— DIRECTIONS —
The task calls for each record to be given again exactly.

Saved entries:
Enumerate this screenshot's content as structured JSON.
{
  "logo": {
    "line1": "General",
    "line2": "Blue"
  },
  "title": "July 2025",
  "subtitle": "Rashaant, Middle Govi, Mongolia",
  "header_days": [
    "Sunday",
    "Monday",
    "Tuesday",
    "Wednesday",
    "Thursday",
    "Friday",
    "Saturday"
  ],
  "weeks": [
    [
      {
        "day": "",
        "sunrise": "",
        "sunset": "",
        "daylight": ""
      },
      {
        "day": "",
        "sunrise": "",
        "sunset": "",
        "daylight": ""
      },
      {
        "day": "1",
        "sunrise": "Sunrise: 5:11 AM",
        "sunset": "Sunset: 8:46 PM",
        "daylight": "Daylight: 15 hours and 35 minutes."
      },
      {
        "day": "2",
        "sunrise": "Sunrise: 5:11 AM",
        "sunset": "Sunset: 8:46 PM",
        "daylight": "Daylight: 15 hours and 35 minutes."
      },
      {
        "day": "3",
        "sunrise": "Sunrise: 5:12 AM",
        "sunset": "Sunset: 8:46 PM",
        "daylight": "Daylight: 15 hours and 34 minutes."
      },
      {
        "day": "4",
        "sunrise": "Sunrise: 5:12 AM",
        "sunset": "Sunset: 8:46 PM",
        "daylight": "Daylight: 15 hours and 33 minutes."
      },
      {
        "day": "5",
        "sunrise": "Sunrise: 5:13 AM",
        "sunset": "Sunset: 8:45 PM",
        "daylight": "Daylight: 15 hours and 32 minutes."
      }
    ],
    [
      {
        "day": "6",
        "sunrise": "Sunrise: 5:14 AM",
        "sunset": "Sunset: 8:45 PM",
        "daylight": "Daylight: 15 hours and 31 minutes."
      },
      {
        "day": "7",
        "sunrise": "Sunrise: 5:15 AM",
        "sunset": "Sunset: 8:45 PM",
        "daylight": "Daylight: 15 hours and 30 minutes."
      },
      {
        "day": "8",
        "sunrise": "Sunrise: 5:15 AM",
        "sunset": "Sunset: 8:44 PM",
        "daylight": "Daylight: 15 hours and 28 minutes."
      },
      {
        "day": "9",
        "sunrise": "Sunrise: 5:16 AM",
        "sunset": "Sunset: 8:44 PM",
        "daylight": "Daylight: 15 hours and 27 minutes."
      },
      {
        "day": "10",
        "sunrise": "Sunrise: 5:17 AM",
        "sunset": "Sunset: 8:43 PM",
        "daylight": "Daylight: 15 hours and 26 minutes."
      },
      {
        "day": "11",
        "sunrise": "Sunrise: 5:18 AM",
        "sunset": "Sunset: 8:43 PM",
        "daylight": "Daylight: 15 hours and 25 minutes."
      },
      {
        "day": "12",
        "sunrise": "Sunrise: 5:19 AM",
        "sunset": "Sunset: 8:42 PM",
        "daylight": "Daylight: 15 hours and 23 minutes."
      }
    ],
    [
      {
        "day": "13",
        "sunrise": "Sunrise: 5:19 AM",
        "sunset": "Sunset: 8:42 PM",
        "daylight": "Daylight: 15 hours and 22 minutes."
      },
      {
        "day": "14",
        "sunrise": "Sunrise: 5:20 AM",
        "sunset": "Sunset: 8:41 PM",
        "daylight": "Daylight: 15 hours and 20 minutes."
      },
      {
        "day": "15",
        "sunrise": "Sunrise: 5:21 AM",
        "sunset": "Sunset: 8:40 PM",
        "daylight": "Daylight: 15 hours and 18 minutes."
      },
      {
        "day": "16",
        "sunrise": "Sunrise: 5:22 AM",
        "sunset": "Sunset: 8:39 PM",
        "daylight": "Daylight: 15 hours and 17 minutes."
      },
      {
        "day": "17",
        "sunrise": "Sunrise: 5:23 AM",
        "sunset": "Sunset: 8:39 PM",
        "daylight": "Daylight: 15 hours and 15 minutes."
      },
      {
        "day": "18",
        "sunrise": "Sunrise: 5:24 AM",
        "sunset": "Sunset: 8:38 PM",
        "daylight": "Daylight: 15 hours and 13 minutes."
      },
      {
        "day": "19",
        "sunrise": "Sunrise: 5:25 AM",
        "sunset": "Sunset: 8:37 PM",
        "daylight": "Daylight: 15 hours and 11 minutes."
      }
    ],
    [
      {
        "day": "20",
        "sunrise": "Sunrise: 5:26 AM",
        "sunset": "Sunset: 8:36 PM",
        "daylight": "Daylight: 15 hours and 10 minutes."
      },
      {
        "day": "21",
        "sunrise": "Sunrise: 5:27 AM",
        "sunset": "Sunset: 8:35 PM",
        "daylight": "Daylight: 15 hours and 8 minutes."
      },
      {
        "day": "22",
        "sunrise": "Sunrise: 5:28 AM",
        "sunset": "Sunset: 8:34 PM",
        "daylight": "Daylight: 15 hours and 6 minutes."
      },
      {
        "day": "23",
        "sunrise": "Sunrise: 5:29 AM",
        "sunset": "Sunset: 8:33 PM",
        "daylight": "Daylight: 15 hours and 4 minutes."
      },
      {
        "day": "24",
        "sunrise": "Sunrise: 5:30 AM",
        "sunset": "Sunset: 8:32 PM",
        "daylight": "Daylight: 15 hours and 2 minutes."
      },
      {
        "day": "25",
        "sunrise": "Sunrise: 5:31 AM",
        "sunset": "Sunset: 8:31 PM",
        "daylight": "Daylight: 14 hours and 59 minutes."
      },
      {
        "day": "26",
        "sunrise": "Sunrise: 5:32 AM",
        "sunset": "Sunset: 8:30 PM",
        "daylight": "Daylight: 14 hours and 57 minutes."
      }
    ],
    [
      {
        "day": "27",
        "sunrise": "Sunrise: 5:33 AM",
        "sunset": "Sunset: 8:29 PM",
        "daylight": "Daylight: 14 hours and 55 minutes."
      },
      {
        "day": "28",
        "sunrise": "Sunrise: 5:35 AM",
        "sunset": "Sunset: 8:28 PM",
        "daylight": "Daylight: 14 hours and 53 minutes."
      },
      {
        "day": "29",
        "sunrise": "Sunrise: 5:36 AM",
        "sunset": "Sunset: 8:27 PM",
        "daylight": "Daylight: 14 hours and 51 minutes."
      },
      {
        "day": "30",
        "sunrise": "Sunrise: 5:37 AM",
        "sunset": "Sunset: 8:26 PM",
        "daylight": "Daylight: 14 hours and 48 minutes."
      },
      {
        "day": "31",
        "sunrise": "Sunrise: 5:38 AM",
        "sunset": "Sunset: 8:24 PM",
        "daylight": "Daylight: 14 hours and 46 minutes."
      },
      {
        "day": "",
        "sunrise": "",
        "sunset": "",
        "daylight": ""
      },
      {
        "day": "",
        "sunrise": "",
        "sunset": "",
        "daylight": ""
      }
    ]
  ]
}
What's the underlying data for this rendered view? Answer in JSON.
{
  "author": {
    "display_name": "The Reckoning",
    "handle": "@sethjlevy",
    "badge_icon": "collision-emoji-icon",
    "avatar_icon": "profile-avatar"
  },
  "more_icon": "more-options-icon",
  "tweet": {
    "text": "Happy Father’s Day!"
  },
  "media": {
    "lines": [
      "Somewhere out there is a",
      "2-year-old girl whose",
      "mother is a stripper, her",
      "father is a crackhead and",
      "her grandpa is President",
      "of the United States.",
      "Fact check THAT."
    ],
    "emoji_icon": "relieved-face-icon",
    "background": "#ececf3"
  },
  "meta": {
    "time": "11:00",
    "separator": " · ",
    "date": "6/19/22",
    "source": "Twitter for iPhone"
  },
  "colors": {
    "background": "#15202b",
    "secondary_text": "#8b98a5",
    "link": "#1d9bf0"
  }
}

— YOUR RESPONSE —
Enumerate this screenshot's content as structured JSON.
{
  "logo": {
    "line1": "General",
    "line2": "Blue"
  },
  "title": "July 2025",
  "subtitle": "Rashaant, Middle Govi, Mongolia",
  "header_days": [
    "Sunday",
    "Monday",
    "Tuesday",
    "Wednesday",
    "Thursday",
    "Friday",
    "Saturday"
  ],
  "weeks": [
    [
      {
        "day": "",
        "sunrise": "",
        "sunset": "",
        "daylight": ""
      },
      {
        "day": "",
        "sunrise": "",
        "sunset": "",
        "daylight": ""
      },
      {
        "day": "1",
        "sunrise": "Sunrise: 5:11 AM",
        "sunset": "Sunset: 8:46 PM",
        "daylight": "Daylight: 15 hours and 35 minutes."
      },
      {
        "day": "2",
        "sunrise": "Sunrise: 5:11 AM",
        "sunset": "Sunset: 8:46 PM",
        "daylight": "Daylight: 15 hours and 35 minutes."
      },
      {
        "day": "3",
        "sunrise": "Sunrise: 5:12 AM",
        "sunset": "Sunset: 8:46 PM",
        "daylight": "Daylight: 15 hours and 34 minutes."
      },
      {
        "day": "4",
        "sunrise": "Sunrise: 5:12 AM",
        "sunset": "Sunset: 8:46 PM",
        "daylight": "Daylight: 15 hours and 33 minutes."
      },
      {
        "day": "5",
        "sunrise": "Sunrise: 5:13 AM",
        "sunset": "Sunset: 8:45 PM",
        "daylight": "Daylight: 15 hours and 32 minutes."
      }
    ],
    [
      {
        "day": "6",
        "sunrise": "Sunrise: 5:14 AM",
        "sunset": "Sunset: 8:45 PM",
        "daylight": "Daylight: 15 hours and 31 minutes."
      },
      {
        "day": "7",
        "sunrise": "Sunrise: 5:15 AM",
        "sunset": "Sunset: 8:45 PM",
        "daylight": "Daylight: 15 hours and 30 minutes."
      },
      {
        "day": "8",
        "sunrise": "Sunrise: 5:15 AM",
        "sunset": "Sunset: 8:44 PM",
        "daylight": "Daylight: 15 hours and 28 minutes."
      },
      {
        "day": "9",
        "sunrise": "Sunrise: 5:16 AM",
        "sunset": "Sunset: 8:44 PM",
        "daylight": "Daylight: 15 hours and 27 minutes."
      },
      {
        "day": "10",
        "sunrise": "Sunrise: 5:17 AM",
        "sunset": "Sunset: 8:43 PM",
        "daylight": "Daylight: 15 hours and 26 minutes."
      },
      {
        "day": "11",
        "sunrise": "Sunrise: 5:18 AM",
        "sunset": "Sunset: 8:43 PM",
        "daylight": "Daylight: 15 hours and 25 minutes."
      },
      {
        "day": "12",
        "sunrise": "Sunrise: 5:19 AM",
        "sunset": "Sunset: 8:42 PM",
        "daylight": "Daylight: 15 hours and 23 minutes."
      }
    ],
    [
      {
        "day": "13",
        "sunrise": "Sunrise: 5:19 AM",
        "sunset": "Sunset: 8:42 PM",
        "daylight": "Daylight: 15 hours and 22 minutes."
      },
      {
        "day": "14",
        "sunrise": "Sunrise: 5:20 AM",
        "sunset": "Sunset: 8:41 PM",
        "daylight": "Daylight: 15 hours and 20 minutes."
      },
      {
        "day": "15",
        "sunrise": "Sunrise: 5:21 AM",
        "sunset": "Sunset: 8:40 PM",
        "daylight": "Daylight: 15 hours and 18 minutes."
      },
      {
        "day": "16",
        "sunrise": "Sunrise: 5:22 AM",
        "sunset": "Sunset: 8:39 PM",
        "daylight": "Daylight: 15 hours and 17 minutes."
      },
      {
        "day": "17",
        "sunrise": "Sunrise: 5:23 AM",
        "sunset": "Sunset: 8:39 PM",
        "daylight": "Daylight: 15 hours and 15 minutes."
      },
      {
        "day": "18",
        "sunrise": "Sunrise: 5:24 AM",
        "sunset": "Sunset: 8:38 PM",
        "daylight": "Daylight: 15 hours and 13 minutes."
      },
      {
        "day": "19",
        "sunrise": "Sunrise: 5:25 AM",
        "sunset": "Sunset: 8:37 PM",
        "daylight": "Daylight: 15 hours and 11 minutes."
      }
    ],
    [
      {
        "day": "20",
        "sunrise": "Sunrise: 5:26 AM",
        "sunset": "Sunset: 8:36 PM",
        "daylight": "Daylight: 15 hours and 10 minutes."
      },
      {
        "day": "21",
        "sunrise": "Sunrise: 5:27 AM",
        "sunset": "Sunset: 8:35 PM",
        "daylight": "Daylight: 15 hours and 8 minutes."
      },
      {
        "day": "22",
        "sunrise": "Sunrise: 5:28 AM",
        "sunset": "Sunset: 8:34 PM",
        "daylight": "Daylight: 15 hours and 6 minutes."
      },
      {
        "day": "23",
        "sunrise": "Sunrise: 5:29 AM",
        "sunset": "Sunset: 8:33 PM",
        "daylight": "Daylight: 15 hours and 4 minutes."
      },
      {
        "day": "24",
        "sunrise": "Sunrise: 5:30 AM",
        "sunset": "Sunset: 8:32 PM",
        "daylight": "Daylight: 15 hours and 2 minutes."
      },
      {
        "day": "25",
        "sunrise": "Sunrise: 5:31 AM",
        "sunset": "Sunset: 8:31 PM",
        "daylight": "Daylight: 14 hours and 59 minutes."
      },
      {
        "day": "26",
        "sunrise": "Sunrise: 5:32 AM",
        "sunset": "Sunset: 8:30 PM",
        "daylight": "Daylight: 14 hours and 57 minutes."
      }
    ],
    [
      {
        "day": "27",
        "sunrise": "Sunrise: 5:33 AM",
        "sunset": "Sunset: 8:29 PM",
        "daylight": "Daylight: 14 hours and 55 minutes."
      },
      {
        "day": "28",
        "sunrise": "Sunrise: 5:35 AM",
        "sunset": "Sunset: 8:28 PM",
        "daylight": "Daylight: 14 hours and 53 minutes."
      },
      {
        "day": "29",
        "sunrise": "Sunrise: 5:36 AM",
        "sunset": "Sunset: 8:27 PM",
        "daylight": "Daylight: 14 hours and 51 minutes."
      },
      {
        "day": "30",
        "sunrise": "Sunrise: 5:37 AM",
        "sunset": "Sunset: 8:26 PM",
        "daylight": "Daylight: 14 hours and 48 minutes."
      },
      {
        "day": "31",
        "sunrise": "Sunrise: 5:38 AM",
        "sunset": "Sunset: 8:24 PM",
        "daylight": "Daylight: 14 hours and 46 minutes."
      },
      {
        "day": "",
        "sunrise": "",
        "sunset": "",
        "daylight": ""
      },
      {
        "day": "",
        "sunrise": "",
        "sunset": "",
        "daylight": ""
      }
    ]
  ]
}
What's the underlying data for this rendered view? Answer in JSON.
{
  "author": {
    "display_name": "The Reckoning",
    "handle": "@sethjlevy",
    "badge_icon": "collision-emoji-icon",
    "avatar_icon": "profile-avatar"
  },
  "more_icon": "more-options-icon",
  "tweet": {
    "text": "Happy Father’s Day!"
  },
  "media": {
    "lines": [
      "Somewhere out there is a",
      "2-year-old girl whose",
      "mother is a stripper, her",
      "father is a crackhead and",
      "her grandpa is President",
      "of the United States.",
      "Fact check THAT."
    ],
    "emoji_icon": "relieved-face-icon",
    "background": "#ececf3"
  },
  "meta": {
    "time": "11:00",
    "separator": " · ",
    "date": "6/19/22",
    "source": "Twitter for iPhone"
  },
  "colors": {
    "background": "#15202b",
    "secondary_text": "#8b98a5",
    "link": "#1d9bf0"
  }
}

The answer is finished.